▶ DATA
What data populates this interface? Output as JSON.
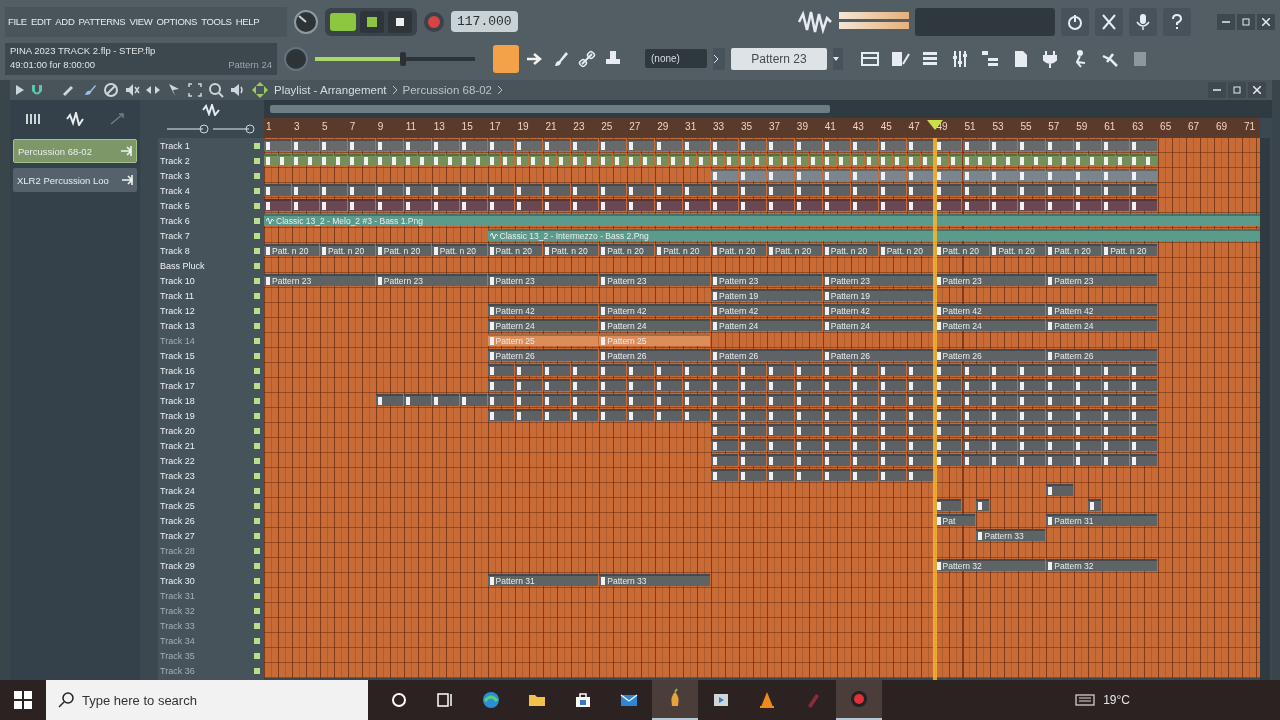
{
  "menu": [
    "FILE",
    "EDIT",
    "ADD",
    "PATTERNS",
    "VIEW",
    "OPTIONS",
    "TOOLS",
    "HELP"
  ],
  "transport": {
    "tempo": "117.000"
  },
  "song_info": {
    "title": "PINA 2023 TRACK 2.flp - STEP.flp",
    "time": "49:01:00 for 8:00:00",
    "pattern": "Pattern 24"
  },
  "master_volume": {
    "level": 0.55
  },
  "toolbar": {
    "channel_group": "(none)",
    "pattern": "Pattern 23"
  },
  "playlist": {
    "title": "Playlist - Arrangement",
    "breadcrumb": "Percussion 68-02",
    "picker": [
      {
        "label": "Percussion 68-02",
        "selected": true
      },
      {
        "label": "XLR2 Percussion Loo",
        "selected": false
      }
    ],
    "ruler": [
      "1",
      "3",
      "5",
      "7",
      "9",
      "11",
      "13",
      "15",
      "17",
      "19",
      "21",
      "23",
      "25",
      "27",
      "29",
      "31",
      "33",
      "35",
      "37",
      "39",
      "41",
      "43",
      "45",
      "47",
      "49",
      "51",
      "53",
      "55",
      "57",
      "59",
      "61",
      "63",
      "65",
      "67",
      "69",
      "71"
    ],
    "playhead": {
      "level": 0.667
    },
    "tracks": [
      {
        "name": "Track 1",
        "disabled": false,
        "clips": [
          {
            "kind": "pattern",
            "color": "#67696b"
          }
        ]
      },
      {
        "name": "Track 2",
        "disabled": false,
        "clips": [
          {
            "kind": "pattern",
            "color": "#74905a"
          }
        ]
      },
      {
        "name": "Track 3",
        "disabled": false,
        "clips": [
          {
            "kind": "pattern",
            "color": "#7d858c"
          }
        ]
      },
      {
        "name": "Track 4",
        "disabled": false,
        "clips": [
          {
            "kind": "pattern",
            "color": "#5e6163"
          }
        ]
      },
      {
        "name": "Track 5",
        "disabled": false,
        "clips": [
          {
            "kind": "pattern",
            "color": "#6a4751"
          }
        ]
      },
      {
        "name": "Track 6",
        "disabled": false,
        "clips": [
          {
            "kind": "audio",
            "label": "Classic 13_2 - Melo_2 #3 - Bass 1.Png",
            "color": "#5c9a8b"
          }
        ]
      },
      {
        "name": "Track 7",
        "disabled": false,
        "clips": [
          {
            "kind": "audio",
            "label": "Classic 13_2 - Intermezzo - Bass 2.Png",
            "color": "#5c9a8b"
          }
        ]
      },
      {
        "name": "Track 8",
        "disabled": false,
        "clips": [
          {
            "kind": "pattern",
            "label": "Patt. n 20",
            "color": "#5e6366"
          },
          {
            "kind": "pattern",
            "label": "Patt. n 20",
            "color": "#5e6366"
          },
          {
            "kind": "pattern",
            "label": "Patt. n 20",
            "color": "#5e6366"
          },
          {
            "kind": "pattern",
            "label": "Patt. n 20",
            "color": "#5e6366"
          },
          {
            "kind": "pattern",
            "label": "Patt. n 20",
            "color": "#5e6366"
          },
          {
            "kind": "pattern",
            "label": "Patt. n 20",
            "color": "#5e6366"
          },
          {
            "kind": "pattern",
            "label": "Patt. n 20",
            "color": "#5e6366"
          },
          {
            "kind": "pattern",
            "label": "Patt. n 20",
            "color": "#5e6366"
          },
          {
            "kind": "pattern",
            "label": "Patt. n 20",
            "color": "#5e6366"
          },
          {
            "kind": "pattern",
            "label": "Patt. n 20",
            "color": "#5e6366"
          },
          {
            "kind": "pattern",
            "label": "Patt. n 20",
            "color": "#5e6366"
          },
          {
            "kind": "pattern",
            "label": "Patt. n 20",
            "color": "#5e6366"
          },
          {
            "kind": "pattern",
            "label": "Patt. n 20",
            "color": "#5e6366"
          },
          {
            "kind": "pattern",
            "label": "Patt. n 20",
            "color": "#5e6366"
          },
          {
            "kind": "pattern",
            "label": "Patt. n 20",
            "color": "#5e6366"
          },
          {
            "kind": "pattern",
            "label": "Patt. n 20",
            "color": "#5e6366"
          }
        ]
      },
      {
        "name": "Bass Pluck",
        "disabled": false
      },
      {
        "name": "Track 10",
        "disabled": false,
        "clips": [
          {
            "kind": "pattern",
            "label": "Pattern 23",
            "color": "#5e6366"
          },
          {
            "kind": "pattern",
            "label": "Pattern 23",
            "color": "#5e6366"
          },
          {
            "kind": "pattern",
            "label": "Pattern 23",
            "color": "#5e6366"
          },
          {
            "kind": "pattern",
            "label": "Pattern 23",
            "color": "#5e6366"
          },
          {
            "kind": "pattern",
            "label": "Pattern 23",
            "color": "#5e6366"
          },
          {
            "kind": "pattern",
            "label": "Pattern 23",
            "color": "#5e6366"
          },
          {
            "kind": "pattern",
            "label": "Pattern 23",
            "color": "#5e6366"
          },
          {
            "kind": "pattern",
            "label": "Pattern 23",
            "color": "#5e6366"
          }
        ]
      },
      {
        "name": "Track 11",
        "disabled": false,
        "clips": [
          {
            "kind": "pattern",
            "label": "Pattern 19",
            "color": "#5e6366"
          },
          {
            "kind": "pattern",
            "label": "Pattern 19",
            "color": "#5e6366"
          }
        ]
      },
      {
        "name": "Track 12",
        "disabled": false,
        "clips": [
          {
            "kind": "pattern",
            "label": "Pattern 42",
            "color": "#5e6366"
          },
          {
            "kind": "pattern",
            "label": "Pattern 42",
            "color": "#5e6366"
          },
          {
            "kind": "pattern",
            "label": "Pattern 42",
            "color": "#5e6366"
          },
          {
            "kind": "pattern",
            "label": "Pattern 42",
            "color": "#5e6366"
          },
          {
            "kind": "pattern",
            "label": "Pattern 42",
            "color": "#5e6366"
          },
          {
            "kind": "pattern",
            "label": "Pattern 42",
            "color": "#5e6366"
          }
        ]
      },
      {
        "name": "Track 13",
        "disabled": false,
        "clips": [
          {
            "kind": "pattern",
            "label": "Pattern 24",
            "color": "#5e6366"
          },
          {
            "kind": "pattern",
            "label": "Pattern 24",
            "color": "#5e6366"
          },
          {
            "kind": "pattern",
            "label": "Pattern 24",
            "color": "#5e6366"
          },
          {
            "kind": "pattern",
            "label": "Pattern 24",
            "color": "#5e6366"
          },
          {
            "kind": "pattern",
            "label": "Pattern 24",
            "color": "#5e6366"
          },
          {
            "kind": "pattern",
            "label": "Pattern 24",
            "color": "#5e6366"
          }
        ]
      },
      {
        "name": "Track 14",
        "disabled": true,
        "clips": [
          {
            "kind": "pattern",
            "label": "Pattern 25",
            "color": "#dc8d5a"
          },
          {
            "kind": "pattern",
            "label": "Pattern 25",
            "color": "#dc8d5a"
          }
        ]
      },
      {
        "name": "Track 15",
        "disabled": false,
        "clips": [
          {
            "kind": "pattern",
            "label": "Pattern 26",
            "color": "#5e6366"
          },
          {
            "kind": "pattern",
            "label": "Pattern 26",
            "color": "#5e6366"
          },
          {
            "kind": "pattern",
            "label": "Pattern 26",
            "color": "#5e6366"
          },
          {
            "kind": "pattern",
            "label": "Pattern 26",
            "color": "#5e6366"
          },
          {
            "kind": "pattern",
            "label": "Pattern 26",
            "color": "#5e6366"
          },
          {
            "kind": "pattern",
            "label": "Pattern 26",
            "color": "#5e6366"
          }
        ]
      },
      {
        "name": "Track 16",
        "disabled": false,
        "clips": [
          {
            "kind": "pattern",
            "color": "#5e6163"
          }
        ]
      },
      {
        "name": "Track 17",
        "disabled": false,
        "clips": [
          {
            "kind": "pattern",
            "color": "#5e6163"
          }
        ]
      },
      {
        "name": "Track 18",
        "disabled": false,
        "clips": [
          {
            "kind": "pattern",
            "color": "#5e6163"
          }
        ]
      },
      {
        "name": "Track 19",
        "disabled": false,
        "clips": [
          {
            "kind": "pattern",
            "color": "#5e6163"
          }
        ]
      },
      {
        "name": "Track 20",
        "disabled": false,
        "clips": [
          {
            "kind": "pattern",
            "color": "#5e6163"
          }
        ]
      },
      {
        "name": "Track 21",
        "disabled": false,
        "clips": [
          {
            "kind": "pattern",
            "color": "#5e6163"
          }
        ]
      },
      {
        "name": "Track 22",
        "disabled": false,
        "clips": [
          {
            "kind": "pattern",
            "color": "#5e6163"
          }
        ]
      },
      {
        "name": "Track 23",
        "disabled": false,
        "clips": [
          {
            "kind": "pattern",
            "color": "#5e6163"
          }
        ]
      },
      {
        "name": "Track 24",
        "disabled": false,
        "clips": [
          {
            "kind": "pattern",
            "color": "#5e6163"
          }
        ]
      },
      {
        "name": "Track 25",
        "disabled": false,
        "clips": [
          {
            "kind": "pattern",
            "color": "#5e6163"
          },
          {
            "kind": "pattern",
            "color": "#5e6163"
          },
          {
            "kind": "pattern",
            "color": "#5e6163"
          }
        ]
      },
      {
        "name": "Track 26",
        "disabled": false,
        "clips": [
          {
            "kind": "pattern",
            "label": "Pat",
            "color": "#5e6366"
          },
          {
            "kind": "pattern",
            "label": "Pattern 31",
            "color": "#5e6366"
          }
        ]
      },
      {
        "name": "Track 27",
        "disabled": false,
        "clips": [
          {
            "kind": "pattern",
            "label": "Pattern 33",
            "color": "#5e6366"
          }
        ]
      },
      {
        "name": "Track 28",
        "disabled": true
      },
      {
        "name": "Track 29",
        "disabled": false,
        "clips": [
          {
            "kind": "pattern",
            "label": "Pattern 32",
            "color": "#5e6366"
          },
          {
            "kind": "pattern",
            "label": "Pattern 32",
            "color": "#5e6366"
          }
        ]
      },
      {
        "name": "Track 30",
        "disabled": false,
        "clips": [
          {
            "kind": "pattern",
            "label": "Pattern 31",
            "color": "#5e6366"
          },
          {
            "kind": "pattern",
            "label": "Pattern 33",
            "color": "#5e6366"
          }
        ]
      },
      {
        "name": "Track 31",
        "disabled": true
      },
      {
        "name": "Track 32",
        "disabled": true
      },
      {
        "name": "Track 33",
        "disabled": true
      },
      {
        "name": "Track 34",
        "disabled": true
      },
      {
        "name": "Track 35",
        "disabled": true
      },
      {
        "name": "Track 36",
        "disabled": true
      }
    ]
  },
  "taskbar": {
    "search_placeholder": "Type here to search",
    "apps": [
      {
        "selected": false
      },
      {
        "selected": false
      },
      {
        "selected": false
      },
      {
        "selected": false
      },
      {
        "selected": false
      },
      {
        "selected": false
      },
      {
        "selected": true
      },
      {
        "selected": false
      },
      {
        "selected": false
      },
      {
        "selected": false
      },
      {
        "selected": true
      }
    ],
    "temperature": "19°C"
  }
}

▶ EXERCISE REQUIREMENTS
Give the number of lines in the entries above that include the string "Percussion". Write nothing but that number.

▶ SOLUTION FOR THIS EXERCISE
3